Sooty Blotch & Flyspeck Make for Ugly Apples

The time for apple harvest in Kentucky has arrived, bringing with it the possibility of less than perfect looking apples. Sooty blotch and/or flyspeck are one of many causes for blemished, ugly apples. The two fungal diseases occur together as a complex that is often called “sooty blotch/fly speck.” Sanitation, cultural practices, and fungicides all play roles in disease management.

Sooty Blotch & Flyspeck Facts

  • Symptoms of sooty blotch include black-brown to olive-colored irregular blotches (Figure 1, black arrow). Fungal reproductive structures (pycnidia) may be visible in darker spots.
  • Flyspeck symptoms appear as sharp, black, shiny dots grouped into clusters (Figure 1, red arrow). These black dots are fungal reproductive structures (pseudothecia).
  • Sooty blotch and flyspeck may occur independently, but they usually develop together (Figure 1).
  • Infection may occur during summer or throughout fall.
  • Both pathogens overwinter on fallen fruit, dried fruit (mummies), and in crevices in bark and dead wood.
  • Pathogens are superficial and are restricted to fruit surfaces.
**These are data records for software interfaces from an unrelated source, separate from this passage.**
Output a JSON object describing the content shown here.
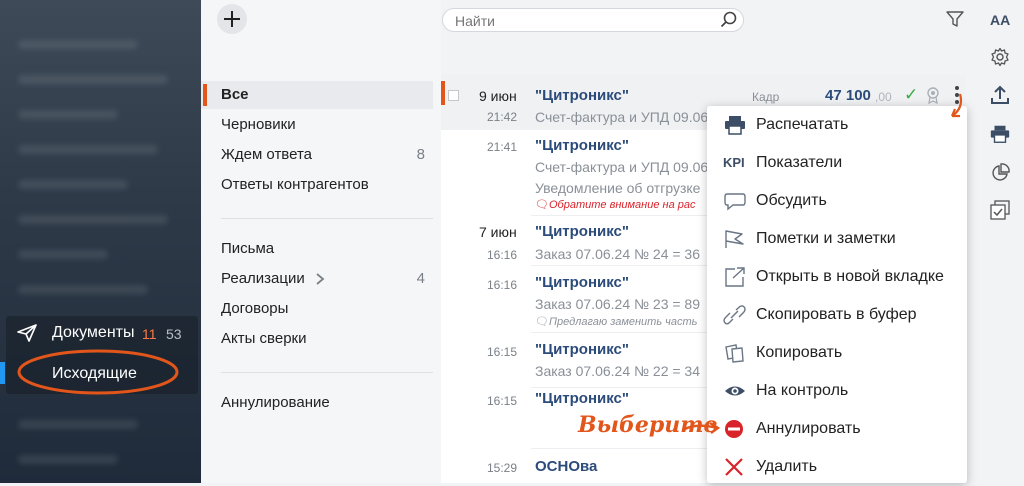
{
  "toolbar": {
    "search_placeholder": "Найти"
  },
  "nav": {
    "documents_label": "Документы",
    "documents_count_new": "11",
    "documents_count_total": "53",
    "outgoing_label": "Исходящие"
  },
  "folders": {
    "group1": [
      {
        "label": "Все",
        "count": ""
      },
      {
        "label": "Черновики",
        "count": ""
      },
      {
        "label": "Ждем ответа",
        "count": "8"
      },
      {
        "label": "Ответы контрагентов",
        "count": ""
      }
    ],
    "group2": [
      {
        "label": "Письма",
        "count": ""
      },
      {
        "label": "Реализации",
        "count": "4"
      },
      {
        "label": "Договоры",
        "count": ""
      },
      {
        "label": "Акты сверки",
        "count": ""
      }
    ],
    "group3": [
      {
        "label": "Аннулирование",
        "count": ""
      }
    ]
  },
  "list": {
    "rows": [
      {
        "date": "9 июн",
        "time": "21:42",
        "title": "\"Цитроникс\"",
        "sub1": "Счет-фактура и УПД 09.06",
        "sub2": "",
        "note": "",
        "tag": "Кадр",
        "amount_int": "47 100",
        "amount_dec": ",00"
      },
      {
        "date": "",
        "time": "21:41",
        "title": "\"Цитроникс\"",
        "sub1": "Счет-фактура и УПД 09.06",
        "sub2": "Уведомление об отгрузке",
        "note": "Обратите внимание на рас"
      },
      {
        "date": "7 июн",
        "time": "16:16",
        "title": "\"Цитроникс\"",
        "sub1": "Заказ 07.06.24 № 24 = 36"
      },
      {
        "date": "",
        "time": "16:16",
        "title": "\"Цитроникс\"",
        "sub1": "Заказ 07.06.24 № 23 = 89",
        "note": "Предлагаю заменить часть"
      },
      {
        "date": "",
        "time": "16:15",
        "title": "\"Цитроникс\"",
        "sub1": "Заказ 07.06.24 № 22 = 34"
      },
      {
        "date": "",
        "time": "16:15",
        "title": "\"Цитроникс\""
      },
      {
        "date": "",
        "time": "15:29",
        "title": "ОСНОва"
      }
    ]
  },
  "menu": {
    "items": [
      {
        "label": "Распечатать",
        "icon": "printer-icon"
      },
      {
        "label": "Показатели",
        "icon": "kpi-icon",
        "icon_text": "KPI"
      },
      {
        "label": "Обсудить",
        "icon": "chat-bubble-icon"
      },
      {
        "label": "Пометки и заметки",
        "icon": "flag-icon"
      },
      {
        "label": "Открыть в новой вкладке",
        "icon": "open-new-tab-icon"
      },
      {
        "label": "Скопировать в буфер",
        "icon": "link-icon"
      },
      {
        "label": "Копировать",
        "icon": "copy-icon"
      },
      {
        "label": "На контроль",
        "icon": "eye-icon"
      },
      {
        "label": "Аннулировать",
        "icon": "cancel-circle-icon"
      },
      {
        "label": "Удалить",
        "icon": "delete-x-icon"
      }
    ]
  },
  "annotation": {
    "hint_text": "Выберите"
  },
  "right_toolbar": {
    "font_size_label": "AA"
  },
  "colors": {
    "accent": "#e2561b",
    "link": "#2b4b7a",
    "danger": "#d8232a",
    "ok": "#3aa845"
  }
}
The flesh of the fruit is not affected.
  • Sooty blotch is caused by the fungus Geastrumia polystigmatis, and flyspeck is caused by the fungus Zygophiali jamaicensis.
Figure 1: Sooty blotch (black arrow) and flyspeck (red arrow) often occur on the same fruit (Photo: Kimberly Leonberger, UK)
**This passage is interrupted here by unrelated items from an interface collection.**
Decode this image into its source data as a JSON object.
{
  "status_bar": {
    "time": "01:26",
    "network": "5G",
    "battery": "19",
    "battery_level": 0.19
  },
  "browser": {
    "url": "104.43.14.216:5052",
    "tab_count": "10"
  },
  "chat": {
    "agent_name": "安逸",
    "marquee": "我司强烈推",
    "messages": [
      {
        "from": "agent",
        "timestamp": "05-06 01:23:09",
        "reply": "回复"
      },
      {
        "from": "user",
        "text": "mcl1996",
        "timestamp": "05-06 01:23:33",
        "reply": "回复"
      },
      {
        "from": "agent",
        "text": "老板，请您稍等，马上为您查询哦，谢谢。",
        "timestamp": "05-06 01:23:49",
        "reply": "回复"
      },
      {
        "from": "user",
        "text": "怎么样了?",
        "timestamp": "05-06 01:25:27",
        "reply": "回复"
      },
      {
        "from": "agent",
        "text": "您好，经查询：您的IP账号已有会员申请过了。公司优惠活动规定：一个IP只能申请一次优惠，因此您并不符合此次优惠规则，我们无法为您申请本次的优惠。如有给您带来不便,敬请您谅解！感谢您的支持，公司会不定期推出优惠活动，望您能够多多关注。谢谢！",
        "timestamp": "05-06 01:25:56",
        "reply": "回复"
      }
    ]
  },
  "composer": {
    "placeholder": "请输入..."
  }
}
Figure 1: Sooty blotch (black arrow) and flyspeck (red arrow) often occur on the same fruit (Photo: Kimberly Leonberger, UK)

Management Options

  • Remove and discard diseased fruit to help reduce inoculum.
  • At the end of the season, remove fruit from the ground, as well as cankers and dead wood that could harbor fungi.
  • Homeowners and small scale growers can bag apples to prevent disease onset (ENTFACT-218).
  • Homeowners can apply fungicides that contain captan or mancozeb beginning soon after petal fall and continuing every 10 to 14 days until harvest. Always follow label directions.
  • Commercial growers should refer to ID-232 for fungicide recommendations.

Additional Information

  • Apple Fruit Diseases Appearing at Harvest (PPFS-FR-T-2)
  • Backyard Apple Disease & Pest Management Using Cultural Practices (with Low Spray, No Spray, & Organic Options) (PPFS-FR-T-21)
  • Bagging Apples: Alternative Pest Management for Hobbyists (ENTFACT-218)
  • Effectiveness of Fungicides for Management of Apple Diseases (PPFS-FR-T-15)
  • Fruit, Orchard, and Vineyard Sanitation (PPFS-GEN-05)
  • Midwest Commercial Fruit Pest Management Guide (ID-232)
  • Simplified Backyard Apple Spray Guides (PPFS-FR-T-18)

 

By Kimberly Leonberger, Extension Associate and Nicole Ward Gauthier, Extension Plant Pathologist

 

Posted in Fruit